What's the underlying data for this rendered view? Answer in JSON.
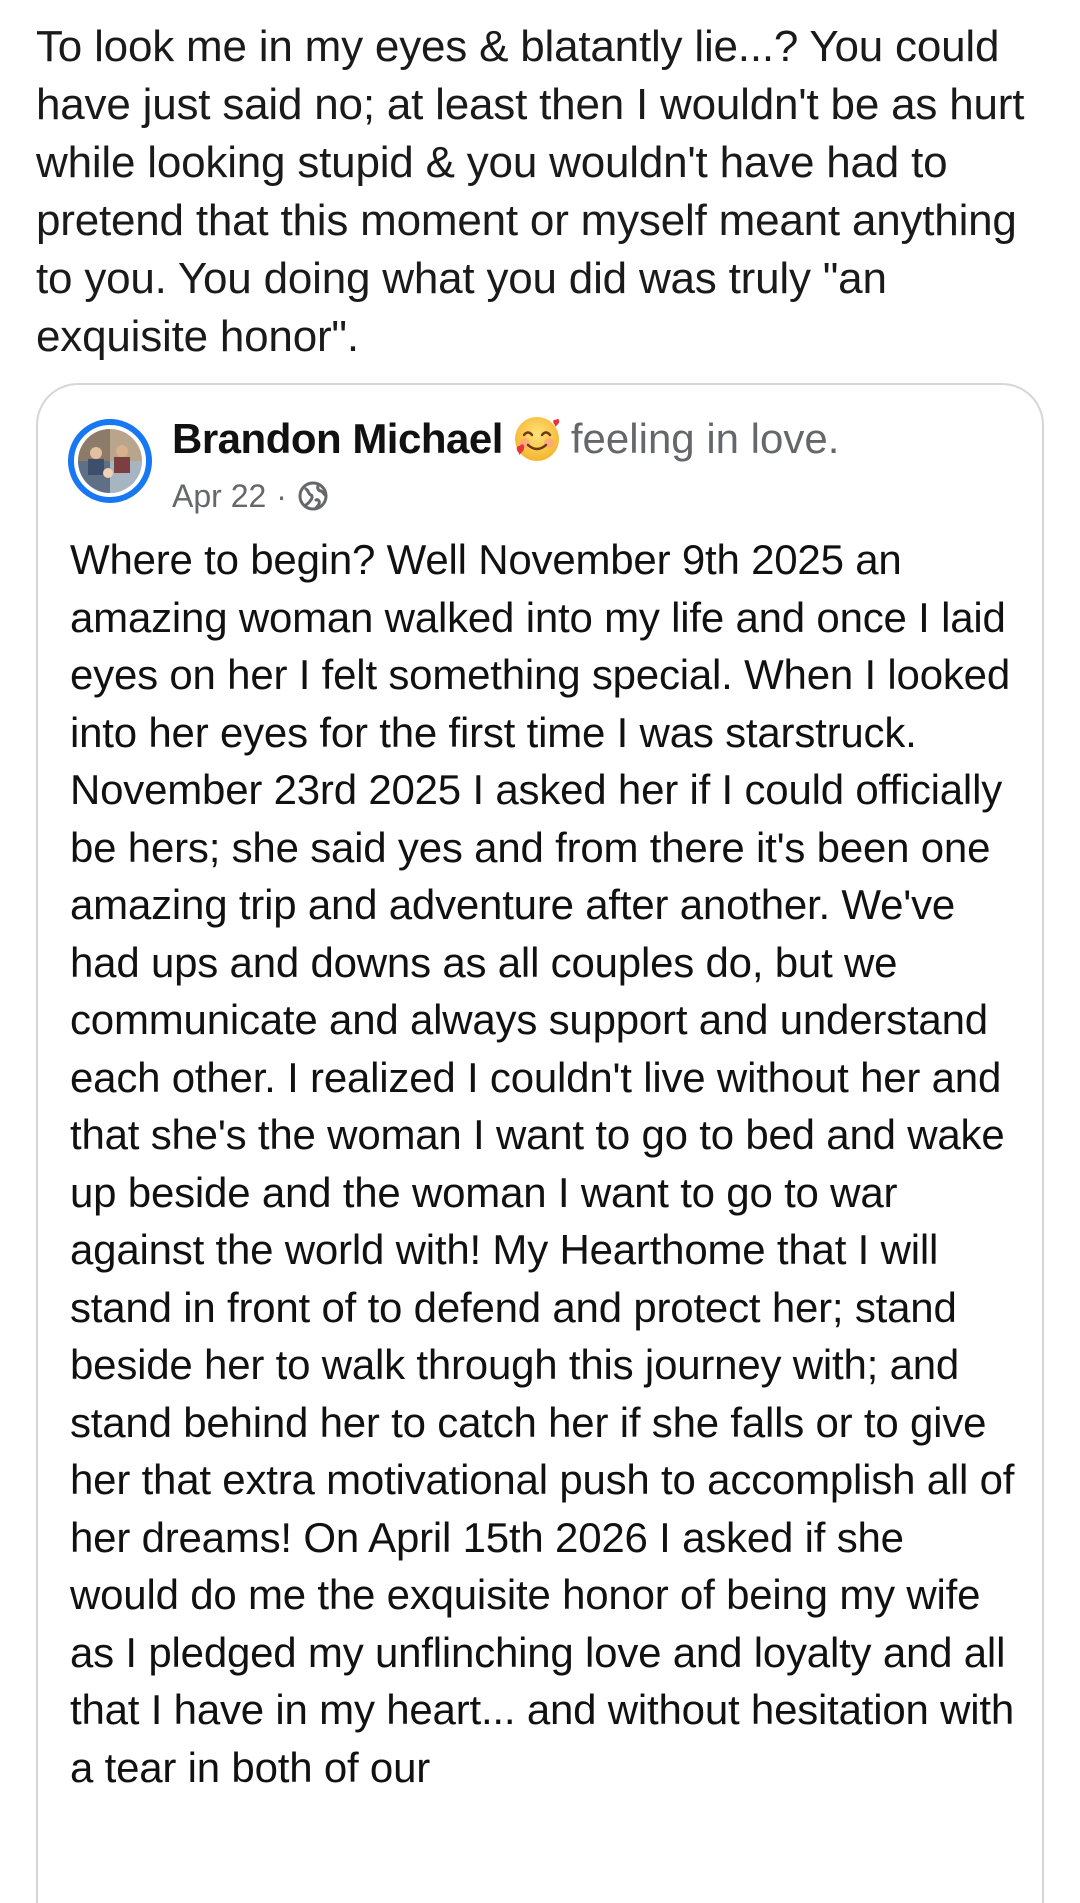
{
  "caption": "To look me in my eyes & blatantly lie...? You could have just said no; at least then I wouldn't be as hurt while looking stupid & you wouldn't have had to pretend that this moment or myself meant anything to you. You doing what you did was truly \"an exquisite honor\".",
  "shared_post": {
    "author": "Brandon Michael",
    "emoji": "smiling-face-with-hearts",
    "feeling": "feeling in love.",
    "date": "Apr 22",
    "separator": "·",
    "audience_icon": "globe-icon",
    "body": "Where to begin? Well November 9th 2025 an amazing woman walked into my life and once I laid eyes on her I felt something special. When I looked into her eyes for the first time I was starstruck. November 23rd 2025 I asked her if I could officially be hers; she said yes and from there it's been one amazing trip and adventure after another. We've had ups and downs as all couples do, but we communicate and always support and understand each other. I realized I couldn't live without her and that she's the woman I want to go to bed and wake up beside and the woman I want to go to war against the world with! My Hearthome that I will stand in front of to defend and protect her; stand beside her to walk through this journey with; and stand behind her to catch her if she falls or to give her that extra motivational push to accomplish all of her dreams! On April 15th 2026 I asked if she would do me the exquisite honor of being my wife as I pledged my unflinching love and loyalty and all that I have in my heart... and without hesitation with a tear in both of our"
  },
  "colors": {
    "accent_blue": "#1877f2",
    "secondary_text": "#65676b",
    "card_border": "#d6d6d6"
  }
}
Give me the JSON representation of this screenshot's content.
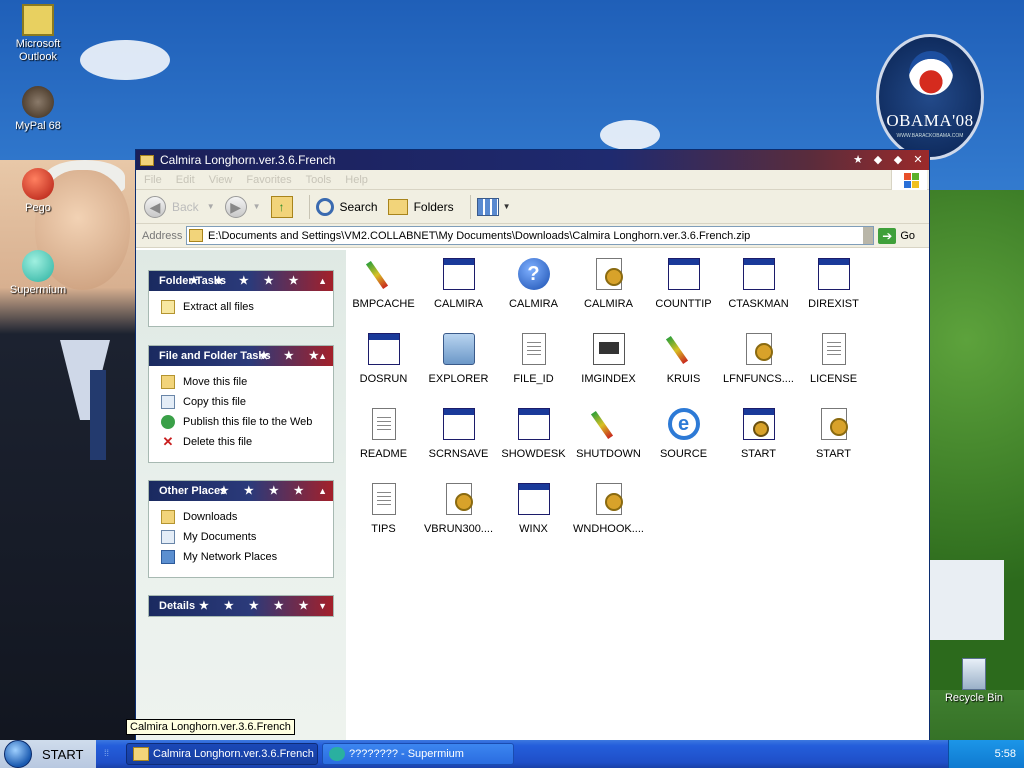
{
  "desktop": {
    "icons": [
      {
        "label": "Microsoft Outlook",
        "icon": "outlook-icon"
      },
      {
        "label": "MyPal 68",
        "icon": "raccoon-icon"
      },
      {
        "label": "Pego",
        "icon": "pego-icon"
      },
      {
        "label": "Supermium",
        "icon": "supermium-icon"
      },
      {
        "label": "Recycle Bin",
        "icon": "recycle-bin-icon"
      }
    ],
    "badge": {
      "text": "OBAMA'08",
      "subtext": "WWW.BARACKOBAMA.COM"
    }
  },
  "window": {
    "title": "Calmira Longhorn.ver.3.6.French",
    "menu": [
      "File",
      "Edit",
      "View",
      "Favorites",
      "Tools",
      "Help"
    ],
    "toolbar": {
      "back": "Back",
      "search": "Search",
      "folders": "Folders"
    },
    "address": {
      "label": "Address",
      "value": "E:\\Documents and Settings\\VM2.COLLABNET\\My Documents\\Downloads\\Calmira Longhorn.ver.3.6.French.zip",
      "go": "Go"
    }
  },
  "taskpane": {
    "folder_tasks": {
      "title": "Folder Tasks",
      "items": [
        "Extract all files"
      ]
    },
    "file_folder_tasks": {
      "title": "File and Folder Tasks",
      "items": [
        "Move this file",
        "Copy this file",
        "Publish this file to the Web",
        "Delete this file"
      ]
    },
    "other_places": {
      "title": "Other Places",
      "items": [
        "Downloads",
        "My Documents",
        "My Network Places"
      ]
    },
    "details": {
      "title": "Details"
    }
  },
  "files": [
    {
      "name": "BMPCACHE",
      "type": "brush"
    },
    {
      "name": "CALMIRA",
      "type": "win"
    },
    {
      "name": "CALMIRA",
      "type": "help"
    },
    {
      "name": "CALMIRA",
      "type": "gear"
    },
    {
      "name": "COUNTTIP",
      "type": "win"
    },
    {
      "name": "CTASKMAN",
      "type": "win"
    },
    {
      "name": "DIREXIST",
      "type": "win"
    },
    {
      "name": "DOSRUN",
      "type": "win"
    },
    {
      "name": "EXPLORER",
      "type": "pc"
    },
    {
      "name": "FILE_ID",
      "type": "page"
    },
    {
      "name": "IMGINDEX",
      "type": "img"
    },
    {
      "name": "KRUIS",
      "type": "brush"
    },
    {
      "name": "LFNFUNCS....",
      "type": "gear"
    },
    {
      "name": "LICENSE",
      "type": "page"
    },
    {
      "name": "README",
      "type": "page"
    },
    {
      "name": "SCRNSAVE",
      "type": "win"
    },
    {
      "name": "SHOWDESK",
      "type": "win"
    },
    {
      "name": "SHUTDOWN",
      "type": "brush"
    },
    {
      "name": "SOURCE",
      "type": "ie"
    },
    {
      "name": "START",
      "type": "setup"
    },
    {
      "name": "START",
      "type": "gear"
    },
    {
      "name": "TIPS",
      "type": "page"
    },
    {
      "name": "VBRUN300....",
      "type": "gear"
    },
    {
      "name": "WINX",
      "type": "win"
    },
    {
      "name": "WNDHOOK....",
      "type": "gear"
    }
  ],
  "tooltip": "Calmira Longhorn.ver.3.6.French",
  "taskbar": {
    "start": "START",
    "buttons": [
      "Calmira Longhorn.ver.3.6.French",
      "???????? - Supermium"
    ],
    "clock": "5:58"
  }
}
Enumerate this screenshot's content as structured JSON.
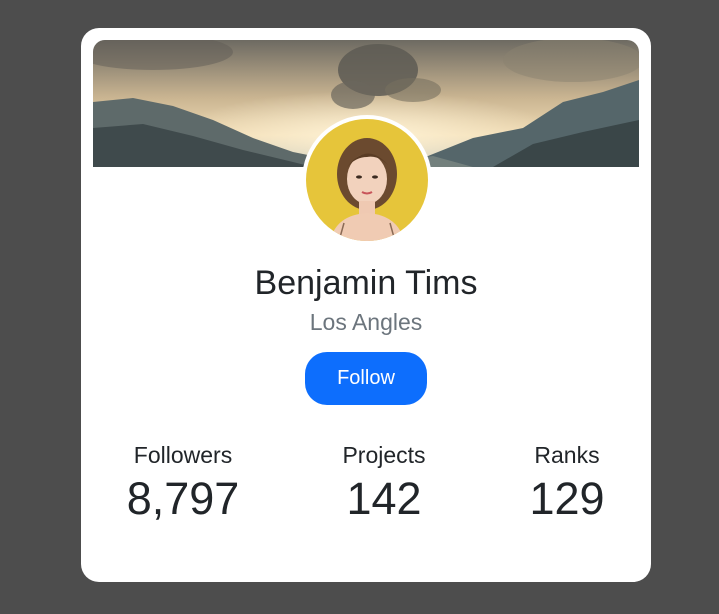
{
  "profile": {
    "name": "Benjamin Tims",
    "location": "Los Angles",
    "follow_label": "Follow"
  },
  "stats": [
    {
      "label": "Followers",
      "value": "8,797"
    },
    {
      "label": "Projects",
      "value": "142"
    },
    {
      "label": "Ranks",
      "value": "129"
    }
  ],
  "colors": {
    "page_background": "#4d4d4d",
    "card_background": "#ffffff",
    "button": "#0d6efd",
    "name_text": "#212529",
    "location_text": "#6c757d"
  }
}
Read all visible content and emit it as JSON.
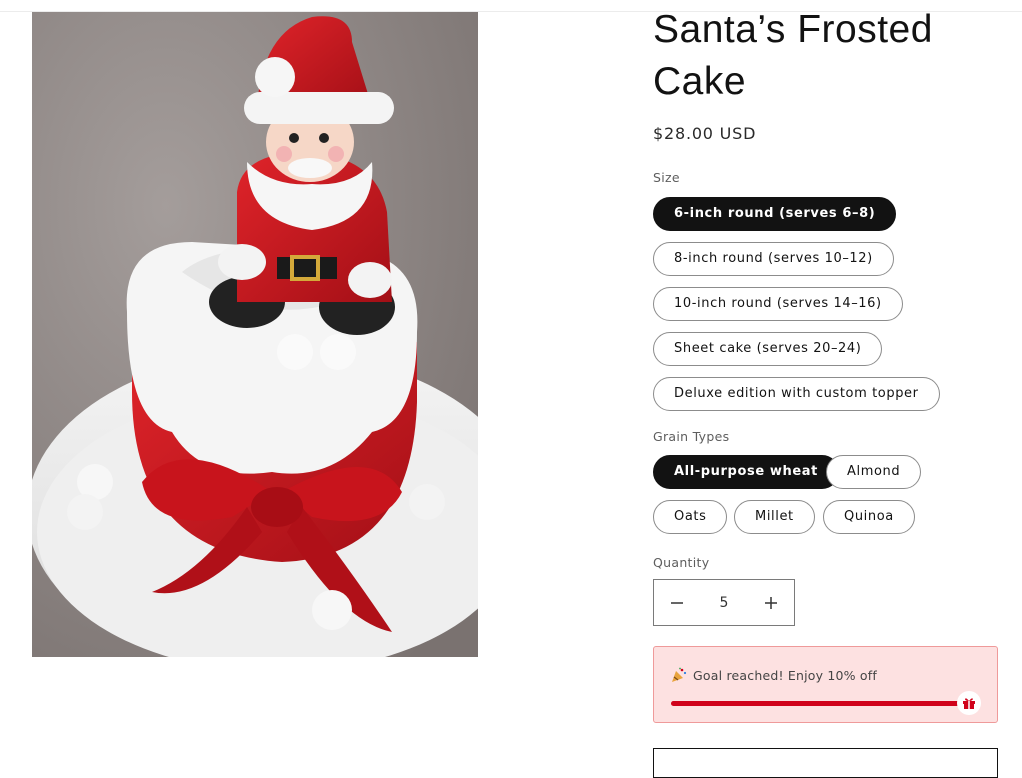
{
  "product": {
    "title": "Santa’s Frosted Cake",
    "price": "$28.00 USD"
  },
  "size": {
    "label": "Size",
    "options": [
      "6-inch round (serves 6–8)",
      "8-inch round (serves 10–12)",
      "10-inch round (serves 14–16)",
      "Sheet cake (serves 20–24)",
      "Deluxe edition with custom topper"
    ],
    "selected": "6-inch round (serves 6–8)"
  },
  "grain": {
    "label": "Grain Types",
    "options": [
      "All-purpose wheat",
      "Almond",
      "Oats",
      "Millet",
      "Quinoa"
    ],
    "selected": "All-purpose wheat"
  },
  "quantity": {
    "label": "Quantity",
    "value": "5",
    "decrease_icon": "minus-icon",
    "increase_icon": "plus-icon"
  },
  "goal_bar": {
    "text": "Goal reached! Enjoy 10% off",
    "progress": 1.0,
    "icon": "party-popper-icon",
    "reward_icon": "gift-icon",
    "fill_color": "#d0021b",
    "background_color": "#fde1e1"
  },
  "colors": {
    "selected_pill": "#121212",
    "pill_border": "#8c8c8c"
  }
}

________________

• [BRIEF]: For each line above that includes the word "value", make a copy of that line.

• [ANSWER BELOW]:
      "value": "E:\\Documents and Settings\\VM2.COLLABNET\\My Documents\\Downloads\\Calmira Longhorn.ver.3.6.French.zip",
      "value": "8,797"
      "value": "142"
      "value": "129"
    "value": "5",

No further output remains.